- Corporations and Labor Unions — are also prohibited form contributing. This law applies to all incorporated organizations, profit or non-profit. Business owners are not allowed to make contributions from their business accounts. Although corporations and labor organizations may not make contributions or expenditures in connection with federal elections, they may establish PACs.
While you and I are allowed to contribute up to the limits mentioned above, a Political Action Committee (PAC) or, better yet, the presence of one of those secretive ‘Super PACs’, has pretty much established that the sky is the limit. The Super PACs, courtesy of the Supreme Court’s 2010 Citizens United decision that opened the floodgates to unlimited amounts of cash, have set a new standard in terms of money raised, money spent and even the campaigns’ level of negativity. By effectively declaring that corporations are ‘citizens’ the smaller voices — those of individual citizens — are being drowned out more than ever by corporate voices with their big-money agendas. It takes a great deal of money to influence tax policy, determine who gets government subsidies and how our environment is impacted.

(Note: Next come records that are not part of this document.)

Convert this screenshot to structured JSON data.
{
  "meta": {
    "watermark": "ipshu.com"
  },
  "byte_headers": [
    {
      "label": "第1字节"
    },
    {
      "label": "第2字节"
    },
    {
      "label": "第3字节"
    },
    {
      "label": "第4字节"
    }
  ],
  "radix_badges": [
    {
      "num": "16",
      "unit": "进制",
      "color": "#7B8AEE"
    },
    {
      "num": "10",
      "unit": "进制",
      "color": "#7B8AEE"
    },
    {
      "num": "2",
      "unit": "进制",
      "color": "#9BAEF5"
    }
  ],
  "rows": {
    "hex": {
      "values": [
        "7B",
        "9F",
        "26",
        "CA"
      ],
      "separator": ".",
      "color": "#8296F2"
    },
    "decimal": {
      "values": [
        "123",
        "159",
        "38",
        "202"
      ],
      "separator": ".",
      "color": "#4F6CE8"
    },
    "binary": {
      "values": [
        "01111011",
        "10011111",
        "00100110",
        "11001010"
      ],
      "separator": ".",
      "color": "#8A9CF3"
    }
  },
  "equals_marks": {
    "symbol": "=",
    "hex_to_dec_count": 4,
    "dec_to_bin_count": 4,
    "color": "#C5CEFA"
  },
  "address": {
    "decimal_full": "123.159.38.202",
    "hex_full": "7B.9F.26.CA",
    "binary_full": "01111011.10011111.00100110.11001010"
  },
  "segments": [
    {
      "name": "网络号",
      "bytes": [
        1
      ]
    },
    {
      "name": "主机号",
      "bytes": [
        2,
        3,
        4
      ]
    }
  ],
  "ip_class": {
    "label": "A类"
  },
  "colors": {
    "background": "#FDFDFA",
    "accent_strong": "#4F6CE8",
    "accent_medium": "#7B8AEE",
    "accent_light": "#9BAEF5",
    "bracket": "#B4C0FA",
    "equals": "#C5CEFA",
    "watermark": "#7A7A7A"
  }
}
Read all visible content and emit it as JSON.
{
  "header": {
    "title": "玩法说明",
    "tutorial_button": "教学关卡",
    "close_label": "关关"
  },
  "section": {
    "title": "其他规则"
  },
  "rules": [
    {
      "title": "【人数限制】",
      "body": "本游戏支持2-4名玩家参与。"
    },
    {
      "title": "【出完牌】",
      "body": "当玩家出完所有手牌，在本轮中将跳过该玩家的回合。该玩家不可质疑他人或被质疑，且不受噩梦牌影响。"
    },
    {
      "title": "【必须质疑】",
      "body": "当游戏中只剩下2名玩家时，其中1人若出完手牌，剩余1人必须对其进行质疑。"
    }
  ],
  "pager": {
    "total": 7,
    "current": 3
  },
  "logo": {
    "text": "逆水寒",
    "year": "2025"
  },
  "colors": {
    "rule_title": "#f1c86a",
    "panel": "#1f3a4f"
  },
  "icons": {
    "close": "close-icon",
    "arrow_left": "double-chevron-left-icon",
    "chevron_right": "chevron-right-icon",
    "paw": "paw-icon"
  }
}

Most of the money for political campaigns comes from uber wealthy donors who want access to the candidates. After all, they want their agendas front and centre on the winner’s desk. There’s no doubt that corporate interests have far too much influence in setting the tone of political campaigns. But how much? Thanks to Citizens United, we can expect much more of this in the future; it’s a full-fledged assault on the democratic process.
The undisputed master of Super PAC money is Mitt Romney. In the primary season alone, Romney’s rich friends invested $52 million in his Super PAC, Restore Our Future – a number that’s expected to more than double in the coming months. This unprecedented infusion of money from America’s monied elites underscores the radical transformation of the Republican Party, which has made defending the interests of 0.0001 percent the basis of its entire platform. “Money buys power,” the Nobel Prize-winning economist Paul Krugman observed recently, “and the increasing wealth of a tiny minority has effectively bought the allegiance of one of our two major political parties.” In short, the political polarization and gridlock in Washington are a direct result of the GOP’s capitulation to Big Money.
Voting still matters as does bringing together like-minded people with a cause. That’s where grassroots organising and fund-raising efforts come into play: they help give a voice to those who typically do not have access to the power brokers in this country. It’s still one person, one vote in this country so every citizen must do his/her part by registering and, of course, casting a vote for the candidate who will move the country firmly towards a more prosperous and equitable future for the nation as a whole – not just a select few.
What’s the answer to building that ‘more perfect union‘? Make sure that the candidate in place is one who supports repealing Citizens United, and then put measures in place to alter the way campaigns are financed so that we really can be a one person, one vote country.
I’m a citizen — and I believe that a corporation’s vote should never count more than mine.
The Brooklyn Dame is that snarky Brooklyn chick from the UK who founded Borderless News and Views. She enjoys left-side politics, economics, finance and great seafood chased with a glass of Muscato. When she’s not plotting her escape from her corporate overlords, she’s writing ‘fight the wrongs on the Right’ articles. You can follow her on Twitter and read more of her posts on the BNV site or on BNV’s Facebook page.